The novelty of our study is that an intrathecal dose of local anesthetic reduced by 70% with respect to standard provided adequate anesthesia when adding the epidural delivery, so that surgery was successfully performed in every patient [16-19].
In literature there is limited evidence that reduced dose of Levobupivacaine has a favourable effect on the hemodynamic intraoperative stability. Hypotension is an important potential side effect of locoregional anesthesia: neuraxial blockade-related hypotension results from pharmacological denervation of the preganglionic sympathetic fibres . Since the extension of the symphathetic block is bound to both the intrathecal dose of anesthetic and the extension of sensory and motor block, performing SA with low local anesthetic dose may reduce the incidence of hypotension . Ben-David et al. demonstrated that a mini-dose of 4 mg bupivacaine instead than the normal dose of 10 mg causes a considerable reduction in the incidence of hypotension .

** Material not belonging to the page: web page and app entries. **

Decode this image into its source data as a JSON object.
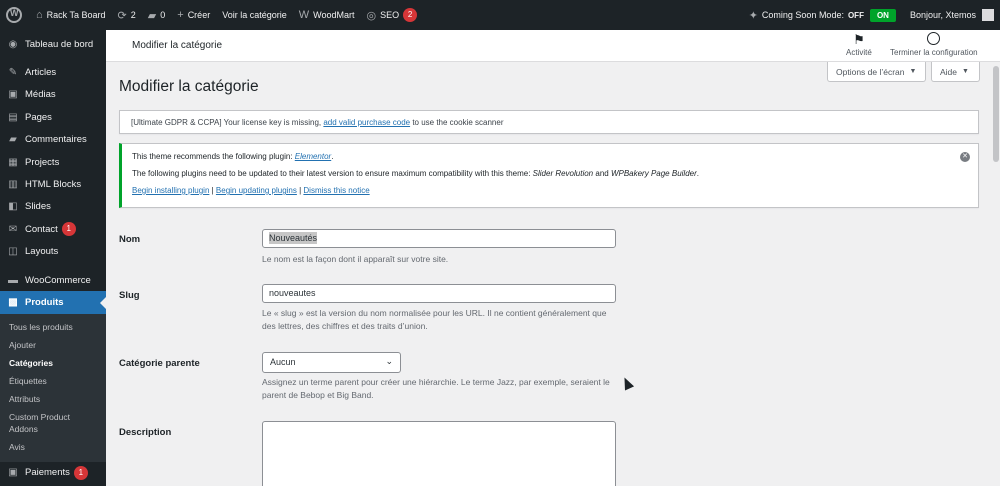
{
  "adminbar": {
    "site_name": "Rack Ta Board",
    "updates_count": "2",
    "comments_count": "0",
    "create_label": "Créer",
    "view_category_label": "Voir la catégorie",
    "woodmart_label": "WoodMart",
    "seo_label": "SEO",
    "seo_badge": "2",
    "coming_soon_label": "Coming Soon Mode:",
    "off_label": "OFF",
    "on_label": "ON",
    "greeting": "Bonjour, Xtemos"
  },
  "sidebar": {
    "dashboard": "Tableau de bord",
    "articles": "Articles",
    "medias": "Médias",
    "pages": "Pages",
    "comments": "Commentaires",
    "projects": "Projects",
    "html_blocks": "HTML Blocks",
    "slides": "Slides",
    "contact": "Contact",
    "contact_badge": "1",
    "layouts": "Layouts",
    "woocommerce": "WooCommerce",
    "products": "Produits",
    "submenu": {
      "all_products": "Tous les produits",
      "add": "Ajouter",
      "categories": "Catégories",
      "tags": "Étiquettes",
      "attributes": "Attributs",
      "custom_addons": "Custom Product Addons",
      "reviews": "Avis"
    },
    "payments": "Paiements",
    "payments_badge": "1"
  },
  "header": {
    "title": "Modifier la catégorie",
    "activity": "Activité",
    "finish_setup": "Terminer la configuration"
  },
  "screen_options": {
    "options_label": "Options de l’écran",
    "help_label": "Aide"
  },
  "page": {
    "title": "Modifier la catégorie"
  },
  "notices": {
    "gdpr_prefix": "[Ultimate GDPR & CCPA] Your license key is missing, ",
    "gdpr_link": "add valid purchase code",
    "gdpr_suffix": " to use the cookie scanner",
    "plugin_line1_prefix": "This theme recommends the following plugin: ",
    "plugin_line1_link": "Elementor",
    "plugin_line1_suffix": ".",
    "plugin_line2_prefix": "The following plugins need to be updated to their latest version to ensure maximum compatibility with this theme: ",
    "plugin_line2_em1": "Slider Revolution",
    "plugin_line2_and": " and ",
    "plugin_line2_em2": "WPBakery Page Builder",
    "plugin_line2_suffix": ".",
    "begin_installing": "Begin installing plugin",
    "begin_updating": "Begin updating plugins",
    "dismiss": "Dismiss this notice",
    "sep": " | "
  },
  "form": {
    "name_label": "Nom",
    "name_value": "Nouveautés",
    "name_help": "Le nom est la façon dont il apparaît sur votre site.",
    "slug_label": "Slug",
    "slug_value": "nouveautes",
    "slug_help": "Le « slug » est la version du nom normalisée pour les URL. Il ne contient généralement que des lettres, des chiffres et des traits d’union.",
    "parent_label": "Catégorie parente",
    "parent_value": "Aucun",
    "parent_help": "Assignez un terme parent pour créer une hiérarchie. Le terme Jazz, par exemple, seraient le parent de Bebop et Big Band.",
    "description_label": "Description"
  },
  "colors": {
    "adminbar_bg": "#1d2327",
    "accent": "#2271b1",
    "success": "#00a32a",
    "badge": "#d63638"
  }
}
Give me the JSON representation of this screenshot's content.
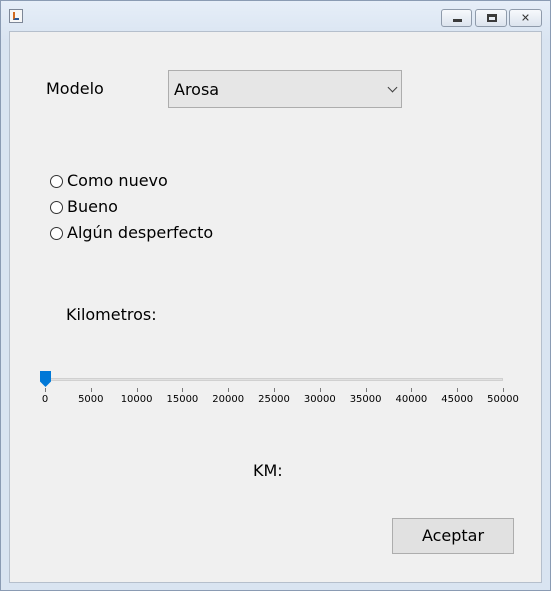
{
  "window": {
    "title": "",
    "controls": {
      "minimize": "minimize",
      "maximize": "maximize",
      "close": "close"
    }
  },
  "form": {
    "modelo_label": "Modelo",
    "modelo_value": "Arosa",
    "condition_options": [
      {
        "label": "Como nuevo",
        "selected": false
      },
      {
        "label": "Bueno",
        "selected": false
      },
      {
        "label": "Algún desperfecto",
        "selected": false
      }
    ],
    "kilometros_label": "Kilometros:",
    "slider": {
      "value": 0,
      "min": 0,
      "max": 50000,
      "ticks": [
        "0",
        "5000",
        "10000",
        "15000",
        "20000",
        "25000",
        "30000",
        "35000",
        "40000",
        "45000",
        "50000"
      ]
    },
    "km_label": "KM:",
    "km_value": "",
    "accept_button": "Aceptar"
  },
  "colors": {
    "window_background": "#f0f0f0",
    "slider_thumb": "#0078d7",
    "title_bar": "#dbe6f3"
  },
  "icons": {
    "app_icon": "java-app-icon",
    "minimize_icon": "minimize-icon",
    "maximize_icon": "maximize-icon",
    "close_icon": "close-icon"
  }
}
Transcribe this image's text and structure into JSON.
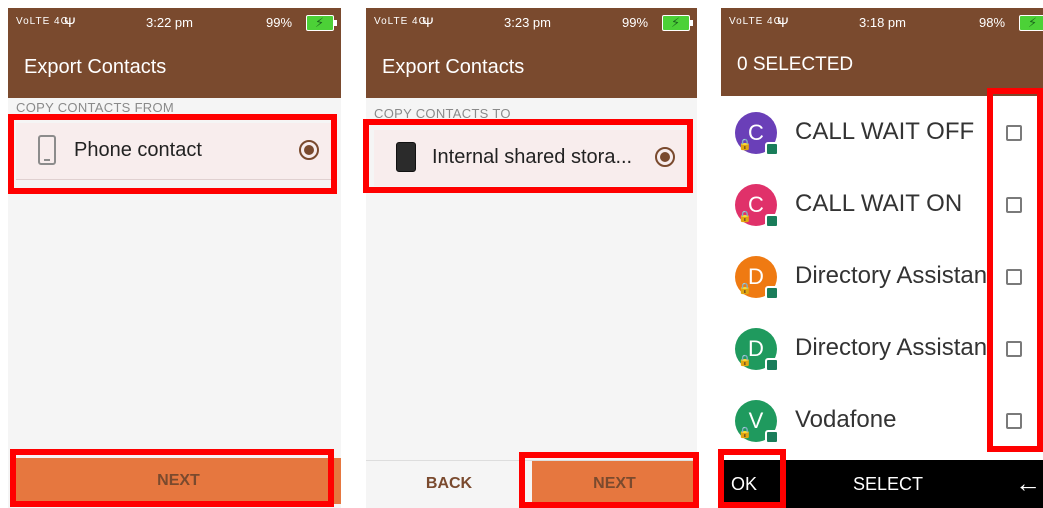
{
  "screen1": {
    "status": {
      "signal": "VoLTE 4G",
      "usb": "Ψ",
      "time": "3:22 pm",
      "battery": "99%"
    },
    "title": "Export Contacts",
    "section_label": "COPY CONTACTS FROM",
    "option": {
      "label": "Phone contact",
      "icon": "phone-icon"
    },
    "next_label": "NEXT"
  },
  "screen2": {
    "status": {
      "signal": "VoLTE 4G",
      "usb": "Ψ",
      "time": "3:23 pm",
      "battery": "99%"
    },
    "title": "Export Contacts",
    "section_label": "COPY CONTACTS TO",
    "option": {
      "label": "Internal shared stora...",
      "icon": "storage-icon"
    },
    "back_label": "BACK",
    "next_label": "NEXT"
  },
  "screen3": {
    "status": {
      "signal": "VoLTE 4G",
      "usb": "Ψ",
      "time": "3:18 pm",
      "battery": "98%"
    },
    "title": "0 SELECTED",
    "contacts": [
      {
        "initial": "C",
        "name": "CALL WAIT OFF",
        "color": "#6a3fb8"
      },
      {
        "initial": "C",
        "name": "CALL WAIT ON",
        "color": "#e0316a"
      },
      {
        "initial": "D",
        "name": "Directory Assistance",
        "color": "#ef7a12"
      },
      {
        "initial": "D",
        "name": "Directory Assistance",
        "color": "#1f9a5e"
      },
      {
        "initial": "V",
        "name": "Vodafone",
        "color": "#1f9a5e"
      }
    ],
    "softkeys": {
      "ok": "OK",
      "select": "SELECT",
      "back": "←"
    }
  },
  "colors": {
    "brand": "#7a4a2e",
    "accent": "#e6773f",
    "highlight": "#ff0000"
  }
}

In the present study we measured cardiac output, which has shown to be a better predictor of organ perfusion than BP , using a minimally invasive uncalibrated cardiac output monitoring system (FloTracTM/Vigileo systemTM) to investigate hemodynamic variations. We found that CSSE anesthesia offered hemodynamic stability throughout the observation period. In addition, we observed that only 5 patients under CSSE required ephedrine and/or atropine.
Postoperative recovery measured by the Aldrete score resulted high in the CSSE group: this evidence can be easily explained taking into account the impact that motor block has in calculating Aldrete score and it is common to find differences in motor blockage between the CSSE and the SA technique . Finally, the present study has some limitations: firstly, no control group with SA was performed, but in our opinion many data are available in literature. Second, the epidural catheter had to be removed at the end of surgery.
In conclusion, although more data are needed to confirm our findings, this study suggests that a CSSE anesthesia with epidural local anesthetic delivery could be a valid alternative in urologic surgery and allows reducing the local anesthetic intrathecal dosage up to 70%, thus preserving sensory block quality, hemodynamic stability and providing rapid patient recovery.